Interviews in the Oral History Collection are for research purposes only and are not for sale. They may be accessed by appointment in the Museum’s Research Center. To schedule an appointment, please e-mail
Return to top

The Zapruder Film

Q: Will computer enhancement bring out more details of the shooting?
Perhaps, but it is not likely. The amount of detail recorded on film depends on the type of film, whether the exposure and focus were set properly, and the technical quality of the lens. Abraham Zapruder’s camera was a good one for an amateur, but the lens was only average. Computers cannot sharpen what isn’t there.
Q: Is the Zapruder film the only film of the assassination?
Yes and no. It is the only film known to exist showing all of the shooting. Three other home movies show part of the assassination, and as many as five still photographers took at least one picture while shots were fired. Several others made pictures immediately before or after the assassination, while at least one froze and took no pictures. Two very close witnesses intended to bring their cameras but forgot. At least three photographers remain unidentified and their pictures, if any, are unseen.
Q: Did Kennedy’s limousine driver turn and fire the fatal shot?
No. The “driver did it” theory started with a poor-quality copy of the film in which the image was very unclear. What was thought to be a pistol was actually the top of a passenger’s head.
Q: Has the Zapruder film been altered to hide evidence of a conspiracy?
No. Most alteration theories originate with people who have little, or no, technical experience with motion picture special effects and who do not realize there are obvious, telltale signs of such work. Conspiracy-supporter and JFK director Oliver Stone dismissed the idea in 1992.
Q: Are some of the Zapruder frames “missing”?
Yes. Six frames, from two different parts of the original film, were accidentally damaged by Life magazine personnel while they were preparing pictures for publication. Fortunately, three duplicate copies were made of the original film before the damage occurred. Two of those films are stored at the National Archives in Washington, D.C., and the third is in the Museum’s Zapruder Collection. The Museum’s copy was apparently subsequently damaged at Life and it, too, may be missing one or two of the “missing” frames.
Q: Why was the Zapruder film not shown on television right away?
When Abraham Zapruder sold his film to Life magazine the day after the assassination, it was with the understanding that the magazine not exploit the graphic details of the president’s death. Life executives agreed to withhold the film from public exhibition until emotions cooled down.
Q: Can you hear the shots on the Zapruder film?
No. Amateur 8mm home movie cameras in those days did not have sound capability.
Q: Does the Zapruder film prove there was a conspiracy?
By itself, the film cannot prove or disprove a conspiracy.
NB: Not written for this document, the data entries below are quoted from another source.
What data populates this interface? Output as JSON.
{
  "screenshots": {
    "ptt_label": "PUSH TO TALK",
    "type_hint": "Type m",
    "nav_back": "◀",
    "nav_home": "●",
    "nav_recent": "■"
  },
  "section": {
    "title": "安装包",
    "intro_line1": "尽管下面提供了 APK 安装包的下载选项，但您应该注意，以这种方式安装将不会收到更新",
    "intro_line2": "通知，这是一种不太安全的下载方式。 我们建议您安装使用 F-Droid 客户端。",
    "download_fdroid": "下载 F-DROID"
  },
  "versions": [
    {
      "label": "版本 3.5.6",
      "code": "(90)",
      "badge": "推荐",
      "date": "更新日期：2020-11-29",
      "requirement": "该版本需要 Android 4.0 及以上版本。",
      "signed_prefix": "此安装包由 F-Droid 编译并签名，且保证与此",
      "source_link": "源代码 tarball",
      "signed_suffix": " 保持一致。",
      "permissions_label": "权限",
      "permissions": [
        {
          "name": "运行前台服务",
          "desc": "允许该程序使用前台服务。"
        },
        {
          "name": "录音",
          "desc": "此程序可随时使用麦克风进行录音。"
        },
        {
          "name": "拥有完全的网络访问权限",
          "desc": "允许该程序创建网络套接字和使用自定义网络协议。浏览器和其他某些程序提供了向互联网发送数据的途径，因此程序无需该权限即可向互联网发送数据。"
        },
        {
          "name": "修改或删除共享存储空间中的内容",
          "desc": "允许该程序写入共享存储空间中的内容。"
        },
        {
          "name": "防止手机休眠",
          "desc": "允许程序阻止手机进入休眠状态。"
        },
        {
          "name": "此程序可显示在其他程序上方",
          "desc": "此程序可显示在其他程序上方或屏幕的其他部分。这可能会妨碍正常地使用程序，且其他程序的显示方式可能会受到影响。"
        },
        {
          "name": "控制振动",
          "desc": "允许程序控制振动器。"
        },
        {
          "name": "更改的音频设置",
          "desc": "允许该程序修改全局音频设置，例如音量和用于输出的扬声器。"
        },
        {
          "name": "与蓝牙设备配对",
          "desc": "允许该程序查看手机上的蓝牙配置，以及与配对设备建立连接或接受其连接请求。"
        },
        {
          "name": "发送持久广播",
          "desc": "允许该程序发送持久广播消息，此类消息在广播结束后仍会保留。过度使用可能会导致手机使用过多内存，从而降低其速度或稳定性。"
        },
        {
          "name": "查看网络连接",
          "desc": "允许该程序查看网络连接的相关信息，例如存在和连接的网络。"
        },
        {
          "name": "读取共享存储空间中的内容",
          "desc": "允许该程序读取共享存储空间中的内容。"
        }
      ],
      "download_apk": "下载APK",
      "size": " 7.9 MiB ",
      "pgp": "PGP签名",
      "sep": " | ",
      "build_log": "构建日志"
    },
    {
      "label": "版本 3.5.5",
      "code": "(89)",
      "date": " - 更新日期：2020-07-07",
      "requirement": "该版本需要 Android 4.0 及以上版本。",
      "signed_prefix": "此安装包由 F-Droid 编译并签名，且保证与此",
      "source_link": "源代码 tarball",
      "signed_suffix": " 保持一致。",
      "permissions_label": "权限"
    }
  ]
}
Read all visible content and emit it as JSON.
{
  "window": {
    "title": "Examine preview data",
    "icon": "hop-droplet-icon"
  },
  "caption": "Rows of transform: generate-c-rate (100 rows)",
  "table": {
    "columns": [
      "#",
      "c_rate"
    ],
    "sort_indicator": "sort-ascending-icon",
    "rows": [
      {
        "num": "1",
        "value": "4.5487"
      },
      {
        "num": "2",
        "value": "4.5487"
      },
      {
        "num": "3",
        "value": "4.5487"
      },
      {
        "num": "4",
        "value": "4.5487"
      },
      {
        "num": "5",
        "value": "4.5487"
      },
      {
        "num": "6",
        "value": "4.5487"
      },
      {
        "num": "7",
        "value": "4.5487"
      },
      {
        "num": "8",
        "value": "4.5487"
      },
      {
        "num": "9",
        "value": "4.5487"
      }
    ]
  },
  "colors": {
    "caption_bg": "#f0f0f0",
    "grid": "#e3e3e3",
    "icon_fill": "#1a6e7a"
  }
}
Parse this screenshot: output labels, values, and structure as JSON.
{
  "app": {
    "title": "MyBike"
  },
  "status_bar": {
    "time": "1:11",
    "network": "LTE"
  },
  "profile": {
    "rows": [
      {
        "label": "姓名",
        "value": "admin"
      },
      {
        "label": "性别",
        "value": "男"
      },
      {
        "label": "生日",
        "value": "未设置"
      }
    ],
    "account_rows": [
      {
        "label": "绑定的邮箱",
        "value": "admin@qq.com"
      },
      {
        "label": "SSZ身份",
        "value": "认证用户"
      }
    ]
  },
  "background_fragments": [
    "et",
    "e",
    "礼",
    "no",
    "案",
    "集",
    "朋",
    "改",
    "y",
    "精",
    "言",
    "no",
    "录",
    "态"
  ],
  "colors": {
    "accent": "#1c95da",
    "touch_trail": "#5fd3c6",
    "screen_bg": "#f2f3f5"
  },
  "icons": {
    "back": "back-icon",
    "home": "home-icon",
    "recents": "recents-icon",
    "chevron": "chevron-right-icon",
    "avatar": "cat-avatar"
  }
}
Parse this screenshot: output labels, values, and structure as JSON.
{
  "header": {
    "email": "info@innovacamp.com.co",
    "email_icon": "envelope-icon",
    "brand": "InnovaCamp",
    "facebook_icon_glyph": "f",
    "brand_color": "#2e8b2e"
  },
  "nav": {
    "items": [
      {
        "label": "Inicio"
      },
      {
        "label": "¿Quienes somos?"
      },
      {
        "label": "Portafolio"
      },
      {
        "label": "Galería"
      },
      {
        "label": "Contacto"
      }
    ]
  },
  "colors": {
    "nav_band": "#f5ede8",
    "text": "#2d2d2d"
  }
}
It shows the fatal shot to the president’s head in graphic detail, but the timing and location of other shots is somewhat subjective because no specific effect of a bullet can be seen.
Q: What does the Abraham Zapruder film show?
The film shows President Kennedy and his motorcade in downtown Dallas as shots are being fired. The Texas School Book Depository, the building where investigators found empty shells and a rifle, was out of view to Zapruder’s left. A grassy knoll, from where some believe a second assassin fired, was out of view to his right.
Return to top